For an outline the CRES world religions "research program," click on this link.
Vern lectures in Atchison on world religions for
students in the Benedictine Sister's Souljourners
spiritual formation program leading to spiritual direction ministry at
the Sophia Center, 751 South 8th Street, Atchison, Kansas 66002.
You are welcome even if you
have not read the book or seen the movie
“The purpose of a Vital Conversation is not to
win an argument,
in dialog that will add value to the participants and to the world.
In Vital Conversations, we become co-creators of a better community.
The discussions began May 24, 2002, at the CRES facility
by examining Karen Armstrong’s The Battle for God
2018 Vital Conversations Schedule
“The purpose of a Vital Conversation is not to win an argument but to win a friend and advance civilization.”—Vern Barnet
Conversations — A Program of the Greater Kansas City Interfaith
Council, CRES, and Mid Continent Public Library Antioch Branch, 6060 N.
Chestnut. Gladstone, MO 64119 The Second Wednesday of each month from 1
to 2:30 pm.
10, 2018 The Things They Carried by Tim O’Brien
April 11, 2018 God Against the Gods: The History
of the War Between Monotheism and Polytheism by Jonathan Kirsch.
May 9, 2018 Radical Dharma: Talking Race, Love, and Liberation, Angel Kyodo Williams, Lama Rod Owens with Jasmine Syedullah.
Igniting a long-overdue
dialogue about how the legacy of racial injustice and white supremacy plays
out in society at large and Buddhist communities this urgent call to action
outlines a new dharma that considers the ways that racism and privilege
prevents our collective awakening.
June 13, 2018 Our Fathers: Making Black Men, Lewis Diuguid.

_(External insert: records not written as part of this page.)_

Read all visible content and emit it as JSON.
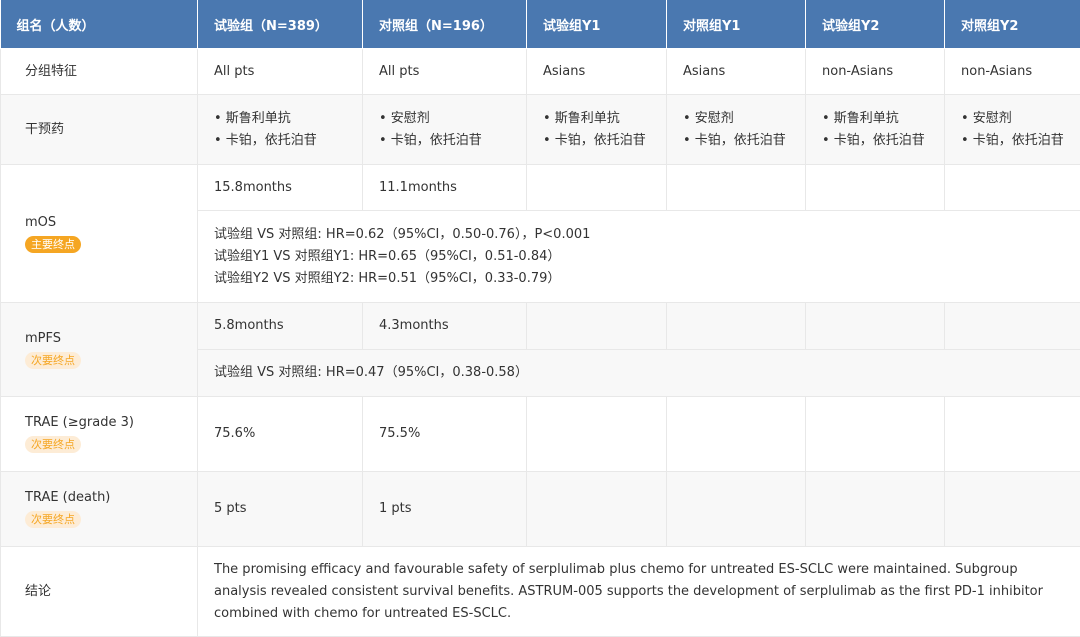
{
  "headers": [
    "组名（人数）",
    "试验组（N=389）",
    "对照组（N=196）",
    "试验组Y1",
    "对照组Y1",
    "试验组Y2",
    "对照组Y2"
  ],
  "rows": {
    "feature": {
      "label": "分组特征",
      "values": [
        "All pts",
        "All pts",
        "Asians",
        "Asians",
        "non-Asians",
        "non-Asians"
      ]
    },
    "intervention": {
      "label": "干预药",
      "exp_line1": "• 斯鲁利单抗",
      "ctl_line1": "• 安慰剂",
      "line2": "• 卡铂，依托泊苷"
    },
    "mos": {
      "label": "mOS",
      "tag": "主要终点",
      "exp": "15.8months",
      "ctl": "11.1months",
      "notes": [
        "试验组 VS 对照组: HR=0.62（95%CI，0.50-0.76），P<0.001",
        "试验组Y1 VS 对照组Y1: HR=0.65（95%CI，0.51-0.84）",
        "试验组Y2 VS 对照组Y2: HR=0.51（95%CI，0.33-0.79）"
      ]
    },
    "mpfs": {
      "label": "mPFS",
      "tag": "次要终点",
      "exp": "5.8months",
      "ctl": "4.3months",
      "note": "试验组 VS 对照组: HR=0.47（95%CI，0.38-0.58）"
    },
    "trae3": {
      "label": "TRAE (≥grade 3)",
      "tag": "次要终点",
      "exp": "75.6%",
      "ctl": "75.5%"
    },
    "traedeath": {
      "label": "TRAE (death)",
      "tag": "次要终点",
      "exp": "5 pts",
      "ctl": "1 pts"
    },
    "conclusion": {
      "label": "结论",
      "text": "The promising efficacy and favourable safety of serplulimab plus chemo for untreated ES-SCLC were maintained. Subgroup analysis revealed consistent survival benefits. ASTRUM-005 supports the development of serplulimab as the first PD-1 inhibitor combined with chemo for untreated ES-SCLC."
    }
  }
}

Many people don't understand why black lives must matter and why the racial
divide seems to be taking the country back 50 years. Like the mythical
Sankofa bird, the answer to what's missing now lies in what existed before.
July 11, 2018 The Hate U Give by Angie Thomas
August 8, 2018 The Evolution of Africans in North
America: The Three Phases of Permanent Perpetual Slavery by Archie Williams
September 12, 2018 God: A Human History by Reza
October 10, 2018 Sinners in the Hands of A Loving
God by Brian Zahnd
November 14, 2018 Celestial Mechanics by William
December 12, 2018 Convictions: How I Learned
What Matters Most by Marcus J. Borg
Selections are subject to change. If you would like
to be reminded and have additional information, contact David Nelson at
email@example.com or call (816) 453-3835
ABOUT CRES PARTICIPATION
Having spawned several other organizations,
including the Greater Kansas City Interfaith Council,
we continue to offer programs initiated by and through others
but we no longer create our own in order to focus on our unique work.
For interfaith and cultural calendars maintained by other groups, click here.
full announcements pending
“ — ” ‘—’ 24
“ — ” ‘—’ 18
“ — ” ‘—’ 14
“ — ” ‘—’ 12
“ — ” ‘—’ 10
ANSWERS ? NOTES
All items are true except--
12. (F) The US and allies overthew the democratiocally selected Iranian Prime Minister Mosaddegh in 1953 and reinstalled the oppressive Shah in exchange for oil control by Western countries.
15, (T) The nation was Morocco in 1777.